◆ **What you should do**
Using the listing below, count every line that contains the word "this"; respond with the count alone.
Segment Open
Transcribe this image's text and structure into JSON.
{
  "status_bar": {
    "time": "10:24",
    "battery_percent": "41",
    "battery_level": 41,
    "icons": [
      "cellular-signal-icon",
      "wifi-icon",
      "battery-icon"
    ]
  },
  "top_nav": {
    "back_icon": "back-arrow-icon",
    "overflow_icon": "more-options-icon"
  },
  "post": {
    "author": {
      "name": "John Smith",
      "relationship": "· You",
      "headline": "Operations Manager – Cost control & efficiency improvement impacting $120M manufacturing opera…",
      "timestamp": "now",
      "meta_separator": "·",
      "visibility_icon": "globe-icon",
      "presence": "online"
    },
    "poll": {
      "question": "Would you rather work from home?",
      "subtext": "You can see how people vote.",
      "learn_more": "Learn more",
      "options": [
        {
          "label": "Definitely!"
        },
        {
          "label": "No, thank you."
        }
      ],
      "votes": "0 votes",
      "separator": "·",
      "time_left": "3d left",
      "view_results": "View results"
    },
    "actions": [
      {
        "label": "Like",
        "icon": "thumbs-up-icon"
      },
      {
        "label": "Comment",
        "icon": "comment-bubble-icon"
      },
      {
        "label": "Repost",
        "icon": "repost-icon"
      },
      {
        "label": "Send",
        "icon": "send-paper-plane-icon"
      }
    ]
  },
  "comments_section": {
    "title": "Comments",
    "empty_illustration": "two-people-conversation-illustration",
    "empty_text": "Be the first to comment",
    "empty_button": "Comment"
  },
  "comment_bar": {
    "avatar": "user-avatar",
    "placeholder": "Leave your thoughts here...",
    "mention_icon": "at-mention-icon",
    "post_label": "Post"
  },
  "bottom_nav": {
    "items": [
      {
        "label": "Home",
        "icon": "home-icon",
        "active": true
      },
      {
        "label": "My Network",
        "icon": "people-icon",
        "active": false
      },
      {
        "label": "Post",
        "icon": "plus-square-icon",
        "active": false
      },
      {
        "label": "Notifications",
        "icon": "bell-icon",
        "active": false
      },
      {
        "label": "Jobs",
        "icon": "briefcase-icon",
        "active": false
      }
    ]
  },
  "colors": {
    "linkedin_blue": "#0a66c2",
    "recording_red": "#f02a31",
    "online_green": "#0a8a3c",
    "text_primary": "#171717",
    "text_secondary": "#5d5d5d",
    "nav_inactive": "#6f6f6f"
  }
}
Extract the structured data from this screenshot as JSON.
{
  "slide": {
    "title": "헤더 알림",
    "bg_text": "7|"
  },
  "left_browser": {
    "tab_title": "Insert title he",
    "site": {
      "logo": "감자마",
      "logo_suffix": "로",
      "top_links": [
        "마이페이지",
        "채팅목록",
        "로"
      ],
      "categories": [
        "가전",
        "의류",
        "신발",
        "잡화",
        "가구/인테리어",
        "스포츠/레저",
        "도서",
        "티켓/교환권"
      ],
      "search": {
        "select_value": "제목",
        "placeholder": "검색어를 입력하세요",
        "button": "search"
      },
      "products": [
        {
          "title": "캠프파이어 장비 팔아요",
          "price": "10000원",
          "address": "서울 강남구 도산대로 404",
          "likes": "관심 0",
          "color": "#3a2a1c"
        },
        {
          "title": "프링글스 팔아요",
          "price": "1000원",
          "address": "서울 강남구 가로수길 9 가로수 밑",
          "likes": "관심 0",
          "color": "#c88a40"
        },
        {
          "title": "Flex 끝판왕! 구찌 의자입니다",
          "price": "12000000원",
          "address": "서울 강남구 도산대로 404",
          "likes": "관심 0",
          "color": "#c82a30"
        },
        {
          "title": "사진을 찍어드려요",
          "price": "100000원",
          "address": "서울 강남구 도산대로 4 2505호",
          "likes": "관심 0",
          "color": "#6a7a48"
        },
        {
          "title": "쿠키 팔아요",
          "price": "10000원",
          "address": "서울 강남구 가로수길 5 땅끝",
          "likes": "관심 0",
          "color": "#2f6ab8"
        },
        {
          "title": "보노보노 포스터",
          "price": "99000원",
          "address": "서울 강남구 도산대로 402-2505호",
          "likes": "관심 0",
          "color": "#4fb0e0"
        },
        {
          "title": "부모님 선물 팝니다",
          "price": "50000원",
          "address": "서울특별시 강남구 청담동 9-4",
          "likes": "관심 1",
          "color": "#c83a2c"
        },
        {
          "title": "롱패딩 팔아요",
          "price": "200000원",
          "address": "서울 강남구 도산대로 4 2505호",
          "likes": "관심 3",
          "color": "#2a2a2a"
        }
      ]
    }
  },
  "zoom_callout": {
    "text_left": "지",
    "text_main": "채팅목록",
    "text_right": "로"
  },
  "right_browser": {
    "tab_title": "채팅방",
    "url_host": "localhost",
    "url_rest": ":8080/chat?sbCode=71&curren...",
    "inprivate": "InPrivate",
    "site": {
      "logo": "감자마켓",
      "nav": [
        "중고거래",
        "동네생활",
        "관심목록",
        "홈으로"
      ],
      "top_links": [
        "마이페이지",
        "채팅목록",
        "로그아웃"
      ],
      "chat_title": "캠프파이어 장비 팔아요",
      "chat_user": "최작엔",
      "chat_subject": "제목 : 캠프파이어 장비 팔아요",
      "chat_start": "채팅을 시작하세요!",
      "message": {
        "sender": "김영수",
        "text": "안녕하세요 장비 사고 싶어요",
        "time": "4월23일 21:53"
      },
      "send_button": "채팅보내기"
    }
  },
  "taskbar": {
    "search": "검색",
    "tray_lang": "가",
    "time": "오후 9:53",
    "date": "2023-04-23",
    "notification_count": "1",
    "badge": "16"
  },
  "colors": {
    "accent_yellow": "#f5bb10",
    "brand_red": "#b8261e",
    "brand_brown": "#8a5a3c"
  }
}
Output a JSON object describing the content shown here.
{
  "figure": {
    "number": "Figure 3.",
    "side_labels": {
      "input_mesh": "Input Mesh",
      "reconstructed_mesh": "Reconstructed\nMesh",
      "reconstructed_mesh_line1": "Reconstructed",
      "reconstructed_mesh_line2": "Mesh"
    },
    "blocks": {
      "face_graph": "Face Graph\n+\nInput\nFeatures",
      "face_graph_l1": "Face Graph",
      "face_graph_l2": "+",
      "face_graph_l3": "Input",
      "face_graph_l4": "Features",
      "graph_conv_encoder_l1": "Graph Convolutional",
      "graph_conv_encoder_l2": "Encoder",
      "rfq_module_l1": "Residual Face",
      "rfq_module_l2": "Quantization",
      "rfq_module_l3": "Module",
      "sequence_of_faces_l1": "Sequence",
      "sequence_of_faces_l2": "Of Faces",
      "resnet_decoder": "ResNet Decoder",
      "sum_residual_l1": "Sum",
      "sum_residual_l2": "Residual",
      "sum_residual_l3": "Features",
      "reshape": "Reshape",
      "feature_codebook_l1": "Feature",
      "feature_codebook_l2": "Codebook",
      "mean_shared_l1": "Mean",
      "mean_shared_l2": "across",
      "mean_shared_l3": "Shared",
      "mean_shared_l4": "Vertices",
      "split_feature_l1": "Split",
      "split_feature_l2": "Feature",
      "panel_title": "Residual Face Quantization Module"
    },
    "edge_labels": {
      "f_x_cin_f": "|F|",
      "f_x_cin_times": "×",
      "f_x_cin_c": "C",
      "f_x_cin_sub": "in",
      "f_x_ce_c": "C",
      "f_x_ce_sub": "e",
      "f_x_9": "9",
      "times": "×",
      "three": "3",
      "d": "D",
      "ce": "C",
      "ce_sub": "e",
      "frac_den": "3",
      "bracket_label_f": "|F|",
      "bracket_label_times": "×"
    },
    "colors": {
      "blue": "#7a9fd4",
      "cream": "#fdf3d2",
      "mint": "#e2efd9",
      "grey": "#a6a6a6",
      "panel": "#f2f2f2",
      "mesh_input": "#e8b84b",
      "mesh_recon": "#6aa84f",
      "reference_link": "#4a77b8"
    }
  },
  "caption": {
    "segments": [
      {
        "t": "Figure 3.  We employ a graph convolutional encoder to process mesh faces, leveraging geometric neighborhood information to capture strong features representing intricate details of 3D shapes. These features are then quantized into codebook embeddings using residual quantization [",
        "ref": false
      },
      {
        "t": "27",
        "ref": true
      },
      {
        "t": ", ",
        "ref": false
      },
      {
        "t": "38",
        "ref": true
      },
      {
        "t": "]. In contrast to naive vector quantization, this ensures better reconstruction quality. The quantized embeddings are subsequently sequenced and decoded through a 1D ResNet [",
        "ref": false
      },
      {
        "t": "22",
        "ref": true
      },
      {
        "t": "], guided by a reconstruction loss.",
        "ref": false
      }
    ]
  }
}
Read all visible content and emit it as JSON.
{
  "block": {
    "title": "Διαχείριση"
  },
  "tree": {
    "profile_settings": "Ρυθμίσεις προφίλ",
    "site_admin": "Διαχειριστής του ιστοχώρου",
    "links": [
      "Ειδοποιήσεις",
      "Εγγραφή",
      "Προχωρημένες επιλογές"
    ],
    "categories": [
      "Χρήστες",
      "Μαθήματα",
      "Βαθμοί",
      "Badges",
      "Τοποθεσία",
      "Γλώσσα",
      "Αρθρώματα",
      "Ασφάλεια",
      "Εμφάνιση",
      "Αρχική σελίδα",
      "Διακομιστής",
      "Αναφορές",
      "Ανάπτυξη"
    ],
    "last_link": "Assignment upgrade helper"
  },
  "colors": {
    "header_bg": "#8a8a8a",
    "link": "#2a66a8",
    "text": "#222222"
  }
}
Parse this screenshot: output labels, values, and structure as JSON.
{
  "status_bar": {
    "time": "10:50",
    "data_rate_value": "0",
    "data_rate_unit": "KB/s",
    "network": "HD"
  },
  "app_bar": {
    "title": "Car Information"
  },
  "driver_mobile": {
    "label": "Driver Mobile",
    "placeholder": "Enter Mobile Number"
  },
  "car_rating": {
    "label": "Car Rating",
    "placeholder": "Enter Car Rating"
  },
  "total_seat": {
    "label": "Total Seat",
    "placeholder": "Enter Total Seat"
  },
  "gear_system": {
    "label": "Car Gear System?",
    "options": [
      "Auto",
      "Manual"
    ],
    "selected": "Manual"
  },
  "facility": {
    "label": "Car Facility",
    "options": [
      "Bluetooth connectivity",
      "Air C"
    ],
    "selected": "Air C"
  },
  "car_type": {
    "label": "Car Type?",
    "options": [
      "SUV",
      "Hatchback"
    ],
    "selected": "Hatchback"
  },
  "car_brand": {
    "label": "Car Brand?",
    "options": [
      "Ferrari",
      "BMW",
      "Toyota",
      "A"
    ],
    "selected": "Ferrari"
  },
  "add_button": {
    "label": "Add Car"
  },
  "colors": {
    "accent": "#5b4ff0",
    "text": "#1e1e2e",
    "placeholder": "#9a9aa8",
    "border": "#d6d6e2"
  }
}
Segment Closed
◆ **Reply**
4